***** Listed entries *****
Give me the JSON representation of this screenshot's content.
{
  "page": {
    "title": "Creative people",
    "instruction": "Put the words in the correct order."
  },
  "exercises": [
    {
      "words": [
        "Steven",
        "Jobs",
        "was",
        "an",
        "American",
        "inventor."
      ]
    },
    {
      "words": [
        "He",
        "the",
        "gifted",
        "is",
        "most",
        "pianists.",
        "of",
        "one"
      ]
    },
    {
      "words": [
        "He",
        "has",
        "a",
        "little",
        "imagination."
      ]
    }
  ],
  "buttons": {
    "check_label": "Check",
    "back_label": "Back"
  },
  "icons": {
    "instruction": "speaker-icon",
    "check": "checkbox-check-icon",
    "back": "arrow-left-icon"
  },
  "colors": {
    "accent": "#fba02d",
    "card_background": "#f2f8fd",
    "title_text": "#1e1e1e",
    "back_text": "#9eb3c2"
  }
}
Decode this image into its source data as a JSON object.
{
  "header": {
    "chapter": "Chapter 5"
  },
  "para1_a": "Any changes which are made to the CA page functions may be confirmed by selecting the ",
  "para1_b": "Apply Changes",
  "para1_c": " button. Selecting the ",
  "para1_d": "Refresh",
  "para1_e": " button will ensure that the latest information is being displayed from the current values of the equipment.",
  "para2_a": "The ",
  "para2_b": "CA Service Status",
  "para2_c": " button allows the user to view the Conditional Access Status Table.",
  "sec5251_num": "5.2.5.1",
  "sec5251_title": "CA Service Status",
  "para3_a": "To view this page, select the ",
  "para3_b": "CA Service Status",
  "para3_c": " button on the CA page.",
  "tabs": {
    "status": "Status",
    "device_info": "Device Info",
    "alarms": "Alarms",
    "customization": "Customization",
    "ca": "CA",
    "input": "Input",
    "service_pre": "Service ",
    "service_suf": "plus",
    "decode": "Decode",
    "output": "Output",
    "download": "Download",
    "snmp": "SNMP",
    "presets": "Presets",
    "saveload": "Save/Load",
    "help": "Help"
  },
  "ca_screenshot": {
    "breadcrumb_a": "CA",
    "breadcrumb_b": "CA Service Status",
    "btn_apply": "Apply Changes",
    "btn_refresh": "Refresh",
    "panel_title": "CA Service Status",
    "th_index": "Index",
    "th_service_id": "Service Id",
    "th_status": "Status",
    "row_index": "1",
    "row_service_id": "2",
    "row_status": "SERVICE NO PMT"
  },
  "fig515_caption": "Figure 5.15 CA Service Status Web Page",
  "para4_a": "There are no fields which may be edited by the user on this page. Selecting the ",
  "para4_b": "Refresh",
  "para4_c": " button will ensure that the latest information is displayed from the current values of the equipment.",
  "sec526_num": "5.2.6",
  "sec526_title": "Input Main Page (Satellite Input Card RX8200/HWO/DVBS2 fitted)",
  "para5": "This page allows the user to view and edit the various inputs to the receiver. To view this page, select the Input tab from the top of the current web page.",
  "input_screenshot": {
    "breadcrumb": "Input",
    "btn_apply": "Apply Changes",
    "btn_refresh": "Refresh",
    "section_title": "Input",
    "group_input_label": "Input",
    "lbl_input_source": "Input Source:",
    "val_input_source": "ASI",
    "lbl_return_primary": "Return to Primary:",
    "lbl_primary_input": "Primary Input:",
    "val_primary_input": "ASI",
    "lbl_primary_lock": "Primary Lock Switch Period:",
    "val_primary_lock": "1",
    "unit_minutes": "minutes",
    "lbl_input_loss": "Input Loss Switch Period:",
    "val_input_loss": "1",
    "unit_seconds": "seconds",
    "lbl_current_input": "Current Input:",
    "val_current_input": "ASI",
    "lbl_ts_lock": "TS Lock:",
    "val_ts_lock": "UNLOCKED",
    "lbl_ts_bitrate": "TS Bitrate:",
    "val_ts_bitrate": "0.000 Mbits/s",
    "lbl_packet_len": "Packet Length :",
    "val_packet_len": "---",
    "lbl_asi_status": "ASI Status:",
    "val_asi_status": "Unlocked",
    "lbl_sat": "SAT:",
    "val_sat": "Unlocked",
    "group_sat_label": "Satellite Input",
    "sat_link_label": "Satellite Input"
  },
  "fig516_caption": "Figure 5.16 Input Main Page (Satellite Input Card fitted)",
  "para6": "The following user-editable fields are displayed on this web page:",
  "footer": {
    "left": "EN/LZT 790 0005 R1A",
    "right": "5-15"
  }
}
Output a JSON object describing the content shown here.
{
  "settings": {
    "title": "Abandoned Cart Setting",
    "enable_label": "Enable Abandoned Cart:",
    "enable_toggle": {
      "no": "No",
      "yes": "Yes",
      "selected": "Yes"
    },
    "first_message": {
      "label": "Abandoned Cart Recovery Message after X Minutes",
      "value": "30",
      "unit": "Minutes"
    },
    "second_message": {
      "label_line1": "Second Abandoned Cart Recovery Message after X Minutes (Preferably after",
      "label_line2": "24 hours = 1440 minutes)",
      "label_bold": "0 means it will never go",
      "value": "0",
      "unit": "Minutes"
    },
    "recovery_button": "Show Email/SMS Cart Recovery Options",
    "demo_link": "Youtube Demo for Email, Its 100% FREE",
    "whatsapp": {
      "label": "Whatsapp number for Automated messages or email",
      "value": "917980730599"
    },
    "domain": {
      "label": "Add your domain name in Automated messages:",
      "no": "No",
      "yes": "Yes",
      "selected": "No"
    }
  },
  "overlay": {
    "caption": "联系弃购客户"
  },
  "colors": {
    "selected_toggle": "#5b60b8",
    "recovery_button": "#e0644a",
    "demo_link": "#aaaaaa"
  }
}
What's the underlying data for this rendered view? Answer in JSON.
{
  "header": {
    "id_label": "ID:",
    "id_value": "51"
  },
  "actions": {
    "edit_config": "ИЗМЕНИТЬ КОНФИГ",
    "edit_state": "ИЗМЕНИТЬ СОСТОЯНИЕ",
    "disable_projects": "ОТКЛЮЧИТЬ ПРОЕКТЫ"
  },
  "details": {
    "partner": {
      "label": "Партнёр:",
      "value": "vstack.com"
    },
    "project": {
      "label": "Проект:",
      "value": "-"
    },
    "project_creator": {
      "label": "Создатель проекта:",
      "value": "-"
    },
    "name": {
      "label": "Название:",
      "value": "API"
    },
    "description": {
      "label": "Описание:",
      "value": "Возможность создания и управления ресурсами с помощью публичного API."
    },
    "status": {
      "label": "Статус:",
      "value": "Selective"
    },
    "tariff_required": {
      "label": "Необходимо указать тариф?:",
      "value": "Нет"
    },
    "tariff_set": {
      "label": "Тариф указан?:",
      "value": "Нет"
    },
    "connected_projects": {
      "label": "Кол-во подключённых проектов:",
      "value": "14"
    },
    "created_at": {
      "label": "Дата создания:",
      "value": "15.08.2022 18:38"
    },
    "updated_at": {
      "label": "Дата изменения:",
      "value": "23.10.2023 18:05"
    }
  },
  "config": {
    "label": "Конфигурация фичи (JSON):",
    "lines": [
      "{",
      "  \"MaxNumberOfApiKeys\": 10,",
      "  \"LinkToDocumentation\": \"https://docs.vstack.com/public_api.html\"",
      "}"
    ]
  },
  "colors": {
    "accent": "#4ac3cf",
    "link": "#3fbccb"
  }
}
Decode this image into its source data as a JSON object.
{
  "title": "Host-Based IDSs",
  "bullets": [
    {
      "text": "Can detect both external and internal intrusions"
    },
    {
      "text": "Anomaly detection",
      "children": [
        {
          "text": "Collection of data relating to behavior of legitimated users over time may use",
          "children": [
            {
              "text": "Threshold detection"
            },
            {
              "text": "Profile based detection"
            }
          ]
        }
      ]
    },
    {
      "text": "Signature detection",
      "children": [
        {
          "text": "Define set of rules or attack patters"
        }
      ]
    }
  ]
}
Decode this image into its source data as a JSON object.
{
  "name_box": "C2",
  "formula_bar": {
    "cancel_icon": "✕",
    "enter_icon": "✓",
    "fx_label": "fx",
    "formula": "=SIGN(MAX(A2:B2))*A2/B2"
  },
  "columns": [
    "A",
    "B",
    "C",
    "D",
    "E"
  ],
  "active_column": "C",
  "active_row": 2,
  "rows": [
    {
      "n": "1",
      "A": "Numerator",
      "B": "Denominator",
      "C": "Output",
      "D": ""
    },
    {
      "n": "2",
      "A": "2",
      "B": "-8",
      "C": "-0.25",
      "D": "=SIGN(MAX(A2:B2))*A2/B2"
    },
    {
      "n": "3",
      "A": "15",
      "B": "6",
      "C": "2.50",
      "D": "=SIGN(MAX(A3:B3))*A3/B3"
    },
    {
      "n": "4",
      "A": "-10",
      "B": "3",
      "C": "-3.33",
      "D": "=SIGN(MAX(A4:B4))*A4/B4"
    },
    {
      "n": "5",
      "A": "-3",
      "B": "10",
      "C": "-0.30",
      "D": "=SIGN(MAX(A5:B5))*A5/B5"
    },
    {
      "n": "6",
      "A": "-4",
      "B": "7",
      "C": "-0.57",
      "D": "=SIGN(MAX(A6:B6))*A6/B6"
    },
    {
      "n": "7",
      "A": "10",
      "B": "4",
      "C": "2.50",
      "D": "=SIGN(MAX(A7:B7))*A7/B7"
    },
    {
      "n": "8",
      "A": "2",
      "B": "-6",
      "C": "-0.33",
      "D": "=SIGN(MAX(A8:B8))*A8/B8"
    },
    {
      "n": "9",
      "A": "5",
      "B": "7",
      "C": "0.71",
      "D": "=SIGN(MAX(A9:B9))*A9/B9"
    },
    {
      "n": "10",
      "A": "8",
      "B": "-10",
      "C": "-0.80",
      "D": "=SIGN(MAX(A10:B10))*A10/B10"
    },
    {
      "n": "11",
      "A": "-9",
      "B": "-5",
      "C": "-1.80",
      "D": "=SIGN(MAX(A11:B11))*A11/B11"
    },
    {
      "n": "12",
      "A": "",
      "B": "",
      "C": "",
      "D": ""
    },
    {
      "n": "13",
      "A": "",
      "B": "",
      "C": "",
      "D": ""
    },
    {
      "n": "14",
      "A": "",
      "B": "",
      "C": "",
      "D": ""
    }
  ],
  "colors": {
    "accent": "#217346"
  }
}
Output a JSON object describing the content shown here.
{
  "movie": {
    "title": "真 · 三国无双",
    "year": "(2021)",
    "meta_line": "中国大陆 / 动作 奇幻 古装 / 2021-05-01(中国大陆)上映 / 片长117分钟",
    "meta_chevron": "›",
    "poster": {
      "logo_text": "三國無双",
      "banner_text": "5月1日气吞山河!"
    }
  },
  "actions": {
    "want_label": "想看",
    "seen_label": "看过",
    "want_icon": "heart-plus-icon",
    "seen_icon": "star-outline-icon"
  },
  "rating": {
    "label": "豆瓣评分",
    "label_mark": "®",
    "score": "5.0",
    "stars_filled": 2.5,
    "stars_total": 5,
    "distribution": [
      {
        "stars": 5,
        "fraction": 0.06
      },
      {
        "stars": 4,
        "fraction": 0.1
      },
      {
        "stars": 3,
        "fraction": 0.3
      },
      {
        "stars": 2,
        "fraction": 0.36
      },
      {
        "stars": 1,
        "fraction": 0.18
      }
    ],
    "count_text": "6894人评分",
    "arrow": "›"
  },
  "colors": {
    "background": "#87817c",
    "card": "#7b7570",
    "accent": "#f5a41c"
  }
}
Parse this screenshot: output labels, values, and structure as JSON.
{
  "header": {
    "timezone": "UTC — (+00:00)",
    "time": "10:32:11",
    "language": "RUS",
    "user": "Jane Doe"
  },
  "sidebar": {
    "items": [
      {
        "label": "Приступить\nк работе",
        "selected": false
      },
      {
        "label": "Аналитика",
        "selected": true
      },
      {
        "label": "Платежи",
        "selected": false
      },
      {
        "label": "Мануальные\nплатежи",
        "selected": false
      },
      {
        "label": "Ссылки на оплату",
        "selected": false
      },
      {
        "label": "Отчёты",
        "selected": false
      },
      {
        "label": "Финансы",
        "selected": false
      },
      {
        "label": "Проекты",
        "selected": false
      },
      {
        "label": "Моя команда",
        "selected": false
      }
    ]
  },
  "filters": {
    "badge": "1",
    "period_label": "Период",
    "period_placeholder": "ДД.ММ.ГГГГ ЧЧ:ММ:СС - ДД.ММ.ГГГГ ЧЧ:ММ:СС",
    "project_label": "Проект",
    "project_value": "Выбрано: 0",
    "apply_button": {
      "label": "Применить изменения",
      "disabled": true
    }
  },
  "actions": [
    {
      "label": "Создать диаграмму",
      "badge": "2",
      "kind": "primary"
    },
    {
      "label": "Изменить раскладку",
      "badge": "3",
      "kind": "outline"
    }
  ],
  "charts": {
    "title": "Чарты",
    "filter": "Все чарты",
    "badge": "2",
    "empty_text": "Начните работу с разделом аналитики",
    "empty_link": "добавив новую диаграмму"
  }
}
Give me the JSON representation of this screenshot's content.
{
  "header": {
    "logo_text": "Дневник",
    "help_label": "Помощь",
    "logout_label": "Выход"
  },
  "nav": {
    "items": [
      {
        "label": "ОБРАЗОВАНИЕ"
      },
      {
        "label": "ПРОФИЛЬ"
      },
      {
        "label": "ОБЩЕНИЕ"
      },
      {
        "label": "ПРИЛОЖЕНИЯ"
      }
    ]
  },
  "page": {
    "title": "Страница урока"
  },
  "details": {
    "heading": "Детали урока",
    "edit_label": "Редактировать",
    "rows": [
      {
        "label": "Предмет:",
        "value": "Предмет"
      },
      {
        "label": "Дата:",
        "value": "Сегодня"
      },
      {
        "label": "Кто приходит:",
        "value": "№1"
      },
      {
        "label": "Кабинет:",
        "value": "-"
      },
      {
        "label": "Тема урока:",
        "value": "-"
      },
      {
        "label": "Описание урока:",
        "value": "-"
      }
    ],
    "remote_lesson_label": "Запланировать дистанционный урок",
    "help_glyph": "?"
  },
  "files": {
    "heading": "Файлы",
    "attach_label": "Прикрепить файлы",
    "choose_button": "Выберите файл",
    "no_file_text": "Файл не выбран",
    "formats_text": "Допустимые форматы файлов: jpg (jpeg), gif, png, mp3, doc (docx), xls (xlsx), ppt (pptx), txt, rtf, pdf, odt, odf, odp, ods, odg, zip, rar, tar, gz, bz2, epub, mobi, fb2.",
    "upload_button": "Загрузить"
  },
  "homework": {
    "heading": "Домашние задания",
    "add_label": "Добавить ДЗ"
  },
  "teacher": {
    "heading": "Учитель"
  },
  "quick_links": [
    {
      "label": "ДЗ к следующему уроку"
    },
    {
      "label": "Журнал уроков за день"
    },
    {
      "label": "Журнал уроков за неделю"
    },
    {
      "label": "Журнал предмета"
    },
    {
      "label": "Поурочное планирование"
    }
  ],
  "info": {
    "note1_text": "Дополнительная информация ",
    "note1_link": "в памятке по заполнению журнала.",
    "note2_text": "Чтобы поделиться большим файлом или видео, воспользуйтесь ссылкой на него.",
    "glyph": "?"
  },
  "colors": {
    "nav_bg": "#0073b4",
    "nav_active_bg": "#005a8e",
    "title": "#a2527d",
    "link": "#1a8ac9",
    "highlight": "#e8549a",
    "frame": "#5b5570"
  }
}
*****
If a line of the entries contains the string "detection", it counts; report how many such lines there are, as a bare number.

4